Friday, September 05, 2008

Player roles and user stories

Many game development projects don’t put much thought into the various kinds of players who buy the game. They usually add three levels of difficulty towards the end of development as a means of adding replay-ability and accommodating a range of player skills. The levels are differentiated by a simple scaling of challenges in the game such as the number of opponents, the damage from their hits or the damage your hits cause. This reflects the amount of effort we think it’s worth.

Would we benefit from considering a broader range of players and placing more importance in their roles throughout development? Some games do this, especially some online games. An example is the popular Battlefield games which allow players to equip themselves based on specialties.
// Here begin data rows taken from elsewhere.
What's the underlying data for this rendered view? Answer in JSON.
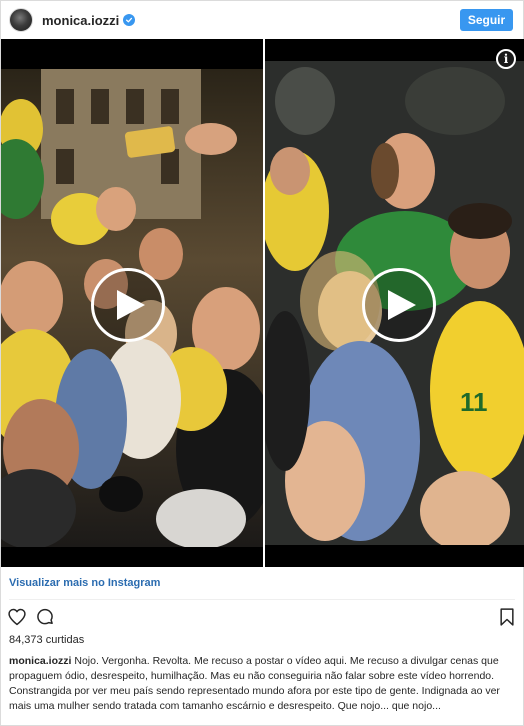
{
  "header": {
    "username": "monica.iozzi",
    "follow_label": "Seguir"
  },
  "media": {
    "left_video": {
      "play_icon": "play-icon"
    },
    "right_video": {
      "play_icon": "play-icon",
      "info_icon": "info-icon",
      "info_glyph": "i"
    }
  },
  "view_more_label": "Visualizar mais no Instagram",
  "actions": {
    "like_icon": "heart-icon",
    "comment_icon": "comment-icon",
    "save_icon": "bookmark-icon"
  },
  "likes_text": "84,373 curtidas",
  "caption": {
    "username": "monica.iozzi",
    "text": " Nojo. Vergonha. Revolta. Me recuso a postar o vídeo aqui. Me recuso a divulgar cenas que propaguem ódio, desrespeito, humilhação. Mas eu não conseguiria não falar sobre este vídeo horrendo. Constrangida por ver meu país sendo representado mundo afora por este tipo de gente. Indignada ao ver mais uma mulher sendo tratada com tamanho escárnio e desrespeito. Que nojo... que nojo..."
  },
  "colors": {
    "accent": "#3897f0",
    "link": "#2b6cb0",
    "text": "#262626"
  }
}
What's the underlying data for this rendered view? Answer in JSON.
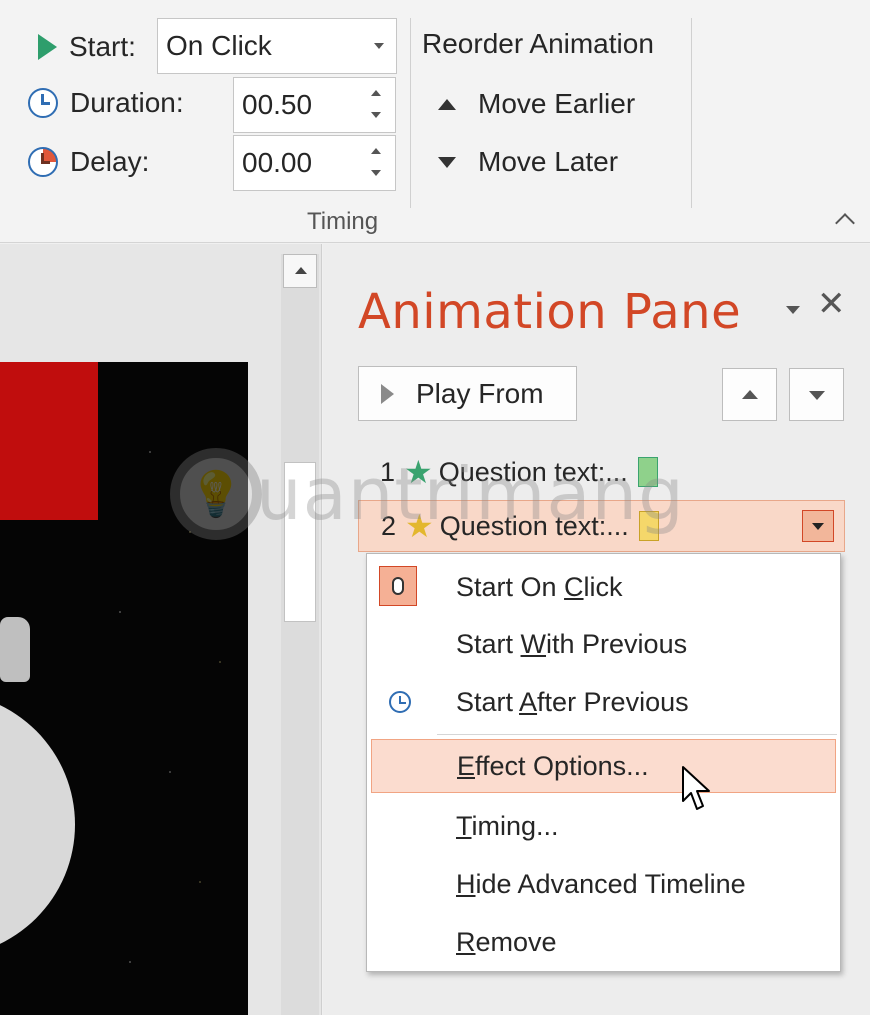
{
  "ribbon": {
    "start_label": "Start:",
    "start_value": "On Click",
    "duration_label": "Duration:",
    "duration_value": "00.50",
    "delay_label": "Delay:",
    "delay_value": "00.00",
    "reorder_title": "Reorder Animation",
    "move_earlier": "Move Earlier",
    "move_later": "Move Later",
    "group_label": "Timing"
  },
  "pane": {
    "title": "Animation Pane",
    "close_glyph": "✕",
    "play_from": "Play From",
    "items": [
      {
        "number": "1",
        "label": "Question text:...",
        "star_color": "#3aa36f",
        "bar_color": "#8fd18b"
      },
      {
        "number": "2",
        "label": "Question text:...",
        "star_color": "#e3b72e",
        "bar_color": "#f5d76a"
      }
    ]
  },
  "menu": {
    "items": [
      {
        "pre": "Start On ",
        "key": "C",
        "post": "lick",
        "icon": "mouse-click-icon"
      },
      {
        "pre": "Start ",
        "key": "W",
        "post": "ith Previous",
        "icon": ""
      },
      {
        "pre": "Start ",
        "key": "A",
        "post": "fter Previous",
        "icon": "clock-icon"
      },
      {
        "pre": "",
        "key": "E",
        "post": "ffect Options...",
        "icon": ""
      },
      {
        "pre": "",
        "key": "T",
        "post": "iming...",
        "icon": ""
      },
      {
        "pre": "",
        "key": "H",
        "post": "ide Advanced Timeline",
        "icon": ""
      },
      {
        "pre": "",
        "key": "R",
        "post": "emove",
        "icon": ""
      }
    ]
  },
  "watermark": {
    "text": "uantrimang",
    "logo": "lightbulb-icon"
  },
  "colors": {
    "accent": "#d24726",
    "highlight": "#fbdccf",
    "start_icon": "#2e9e6c",
    "clock_icon": "#2f6db3"
  }
}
If you are not familiar with the games or the specialties, they are usually divided across these roles:

  • Assault specialist - Equipped with an assault weapon and grenades for close quarter combat.
  • Sniper - Carries a high power sniper rifle and a sight that can they can use to call in precision strikes.
  • Engineer - Has a bazooka, mines and can repair vehicles.
  • Special forces - Carries a light automatic weapon and C4 explosives for sneaking around behind enemy lines causing problems.
  • Support - Totes a heavy automatic weapon and a radio to call in mortar strikes.
These specialties require different behavior from each player who assumes each role. They aren’t as limited as difficulty levels because players can try each specialty in any order and with any skill level. These specialties cannot be added at the end of development. They need to be developed somewhat in parallel during preproduction. They have an impact on level design and should be added well before production starts.

User stories provide a mechanism for identifying these roles and clearly communicating features related to each. The template for user stories I like is:

“As a <>, I want <> [so that ].”

A good method for identifying and differentiating goals is to phrase the user story in terms of those roles. So instead of saying:

"As a player, I would like to have a bazooka so I can blow up tanks"

the story becomes:

"As an engineer, I would like to have a bazooka so I can blow up tanks".

What's the difference? It's mainly one of value and priorities. For a generic player, the bazooka is one of a host of weapons, many of which are more important to the game. However for the engineer, the bazooka is probably the most valuable weapon. I wouldn't play the engineer without it. There's nothing more gratifying than taking out a tank with a well placed shot.

Even if your game isn't going to have specialties, like Battlefield, there is a lot of value in brainstorming the various roles of players early in development. Who is buying your game? Are you going after a largely casual market? If you are, it would benefit you to identify the "casual player" role in some of your stories. It will lead to many small decisions such as simplifying the controls or adding more checkpoints so the casual gamer doesn't become frustrated.

1 comment:

Anonymous said...

Really interesting way to apply user stories in game development. Thanks.